The plane left Stallings Field in Kinston, N.C., and reached Huntington at 7:23 p.m. Controllers at Tri-State told the pilots rain and fog was making visibility difficult, but a landing was possible. Eleven minutes later a controller gave the OK for a landing.

Minutes later the fuselage burst into flames from the impact into the hillside. The crash was “unsurvivable,” according to the NTSB.

Born and bred in Huntington, Smith was a Marshall man, graduating in 1961. He joined the television station in 1967 as an announcer and weatherman.

“I’ve been in broadcasting for 30 years and the most important, most influential, most tragic story I was ever involved in was in the first few months of my employment,” Smith said. “It was never like that again in my career.”

On Friday, Marshall’s Student Government Association will conduct the annual memorial service at the Memorial Student Center plaza. There the bronze and copper 6,500-pound fountain designed by Italian artist Harry Bertoia and erected in memory of the victims will be turned off until spring.

“Our annual memorial service is a reflection of the sympathy and grief that we continue to feel as a Marshall University community 38 years after the tragedy,” Matt James, student body president, said in a news release. “The service is an example of how important the memories of those lost are to us … Nov. 14, 1970 is a date that ties all of us together.”

CNN correspondent Joe Johns, a 1980 MU graduate, will be the keynote speaker.
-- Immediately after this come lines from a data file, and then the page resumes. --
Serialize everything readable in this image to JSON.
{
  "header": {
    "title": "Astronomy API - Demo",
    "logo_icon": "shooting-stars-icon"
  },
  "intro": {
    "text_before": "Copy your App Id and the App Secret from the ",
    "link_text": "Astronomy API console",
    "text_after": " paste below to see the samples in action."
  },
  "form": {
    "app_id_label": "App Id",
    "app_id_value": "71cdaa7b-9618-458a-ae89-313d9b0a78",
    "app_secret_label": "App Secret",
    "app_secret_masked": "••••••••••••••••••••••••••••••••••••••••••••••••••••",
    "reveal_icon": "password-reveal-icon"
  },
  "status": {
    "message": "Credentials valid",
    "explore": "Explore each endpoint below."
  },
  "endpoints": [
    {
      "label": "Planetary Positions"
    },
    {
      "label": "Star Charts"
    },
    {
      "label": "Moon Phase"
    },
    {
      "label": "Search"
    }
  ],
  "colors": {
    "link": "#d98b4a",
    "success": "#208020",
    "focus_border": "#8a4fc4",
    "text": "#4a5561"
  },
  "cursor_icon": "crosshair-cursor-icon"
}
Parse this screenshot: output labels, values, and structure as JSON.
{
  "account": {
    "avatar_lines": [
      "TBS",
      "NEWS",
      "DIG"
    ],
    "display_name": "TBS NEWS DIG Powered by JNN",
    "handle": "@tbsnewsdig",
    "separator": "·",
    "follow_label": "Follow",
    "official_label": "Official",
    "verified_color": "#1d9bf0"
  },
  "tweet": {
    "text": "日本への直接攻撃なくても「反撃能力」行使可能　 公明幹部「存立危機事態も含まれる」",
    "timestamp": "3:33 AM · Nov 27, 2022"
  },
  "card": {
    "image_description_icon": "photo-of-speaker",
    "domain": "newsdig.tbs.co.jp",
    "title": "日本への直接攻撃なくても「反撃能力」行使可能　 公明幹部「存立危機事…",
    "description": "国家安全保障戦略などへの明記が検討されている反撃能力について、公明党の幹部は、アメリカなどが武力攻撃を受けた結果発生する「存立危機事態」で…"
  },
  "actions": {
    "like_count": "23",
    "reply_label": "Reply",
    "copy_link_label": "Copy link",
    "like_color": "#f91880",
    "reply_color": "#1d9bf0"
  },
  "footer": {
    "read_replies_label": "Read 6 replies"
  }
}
“It is something you don’t get over with in a hurry,” Smith said. “It lasts forever. You are thinking of all the people affected, good friends, co-workers, family members. Your lives are forever changed.”